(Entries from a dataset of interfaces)
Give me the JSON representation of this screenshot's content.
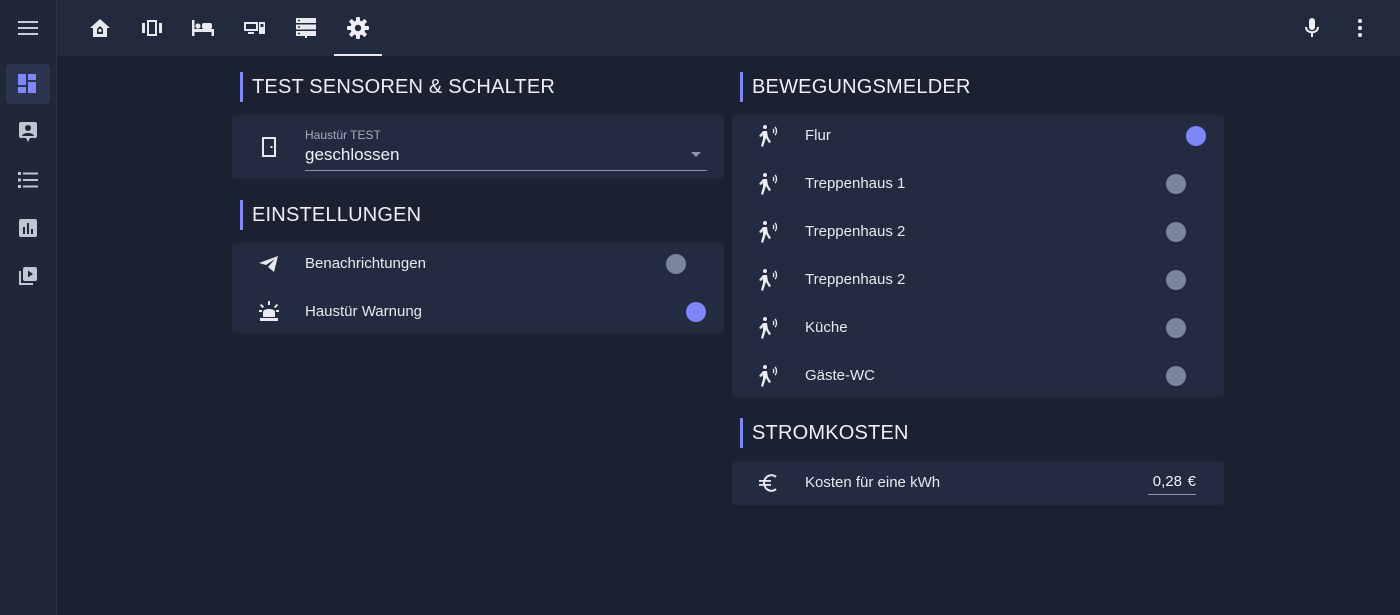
{
  "colors": {
    "background": "#1b2130",
    "card": "#222b3f",
    "accent": "#7f86f7",
    "toggle_off": "#7a8599"
  },
  "sidebar": {
    "menu_icon": "hamburger-icon",
    "items": [
      {
        "icon": "dashboard-icon",
        "active": true
      },
      {
        "icon": "account-box-icon",
        "active": false
      },
      {
        "icon": "list-icon",
        "active": false
      },
      {
        "icon": "chart-box-icon",
        "active": false
      },
      {
        "icon": "media-library-icon",
        "active": false
      }
    ]
  },
  "topbar": {
    "tabs": [
      {
        "icon": "home-icon",
        "active": false
      },
      {
        "icon": "carousel-icon",
        "active": false
      },
      {
        "icon": "bed-icon",
        "active": false
      },
      {
        "icon": "devices-icon",
        "active": false
      },
      {
        "icon": "server-icon",
        "active": false
      },
      {
        "icon": "gear-icon",
        "active": true
      }
    ],
    "right": [
      "microphone-icon",
      "more-vertical-icon"
    ]
  },
  "sections": {
    "test": {
      "title": "TEST SENSOREN & SCHALTER",
      "select": {
        "label": "Haustür TEST",
        "value": "geschlossen",
        "icon": "door-icon"
      }
    },
    "settings": {
      "title": "EINSTELLUNGEN",
      "rows": [
        {
          "label": "Benachrichtungen",
          "icon": "telegram-send-icon",
          "state": "off"
        },
        {
          "label": "Haustür Warnung",
          "icon": "alarm-light-icon",
          "state": "on"
        }
      ]
    },
    "motion": {
      "title": "BEWEGUNGSMELDER",
      "rows": [
        {
          "label": "Flur",
          "icon": "motion-sensor-icon",
          "state": "on"
        },
        {
          "label": "Treppenhaus 1",
          "icon": "motion-sensor-icon",
          "state": "off"
        },
        {
          "label": "Treppenhaus 2",
          "icon": "motion-sensor-icon",
          "state": "off"
        },
        {
          "label": "Treppenhaus 2",
          "icon": "motion-sensor-icon",
          "state": "off"
        },
        {
          "label": "Küche",
          "icon": "motion-sensor-icon",
          "state": "off"
        },
        {
          "label": "Gäste-WC",
          "icon": "motion-sensor-icon",
          "state": "off"
        }
      ]
    },
    "power": {
      "title": "STROMKOSTEN",
      "row": {
        "label": "Kosten für eine kWh",
        "icon": "euro-icon",
        "value": "0,28",
        "unit": "€"
      }
    }
  }
}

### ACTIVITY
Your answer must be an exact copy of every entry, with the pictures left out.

### TASK SOLUTION
Give me the JSON representation of this screenshot's content.
{
  "colors": {
    "background": "#1b2130",
    "card": "#222b3f",
    "accent": "#7f86f7",
    "toggle_off": "#7a8599"
  },
  "sidebar": {
    "menu_icon": "hamburger-icon",
    "items": [
      {
        "icon": "dashboard-icon",
        "active": true
      },
      {
        "icon": "account-box-icon",
        "active": false
      },
      {
        "icon": "list-icon",
        "active": false
      },
      {
        "icon": "chart-box-icon",
        "active": false
      },
      {
        "icon": "media-library-icon",
        "active": false
      }
    ]
  },
  "topbar": {
    "tabs": [
      {
        "icon": "home-icon",
        "active": false
      },
      {
        "icon": "carousel-icon",
        "active": false
      },
      {
        "icon": "bed-icon",
        "active": false
      },
      {
        "icon": "devices-icon",
        "active": false
      },
      {
        "icon": "server-icon",
        "active": false
      },
      {
        "icon": "gear-icon",
        "active": true
      }
    ],
    "right": [
      "microphone-icon",
      "more-vertical-icon"
    ]
  },
  "sections": {
    "test": {
      "title": "TEST SENSOREN & SCHALTER",
      "select": {
        "label": "Haustür TEST",
        "value": "geschlossen",
        "icon": "door-icon"
      }
    },
    "settings": {
      "title": "EINSTELLUNGEN",
      "rows": [
        {
          "label": "Benachrichtungen",
          "icon": "telegram-send-icon",
          "state": "off"
        },
        {
          "label": "Haustür Warnung",
          "icon": "alarm-light-icon",
          "state": "on"
        }
      ]
    },
    "motion": {
      "title": "BEWEGUNGSMELDER",
      "rows": [
        {
          "label": "Flur",
          "icon": "motion-sensor-icon",
          "state": "on"
        },
        {
          "label": "Treppenhaus 1",
          "icon": "motion-sensor-icon",
          "state": "off"
        },
        {
          "label": "Treppenhaus 2",
          "icon": "motion-sensor-icon",
          "state": "off"
        },
        {
          "label": "Treppenhaus 2",
          "icon": "motion-sensor-icon",
          "state": "off"
        },
        {
          "label": "Küche",
          "icon": "motion-sensor-icon",
          "state": "off"
        },
        {
          "label": "Gäste-WC",
          "icon": "motion-sensor-icon",
          "state": "off"
        }
      ]
    },
    "power": {
      "title": "STROMKOSTEN",
      "row": {
        "label": "Kosten für eine kWh",
        "icon": "euro-icon",
        "value": "0,28",
        "unit": "€"
      }
    }
  }
}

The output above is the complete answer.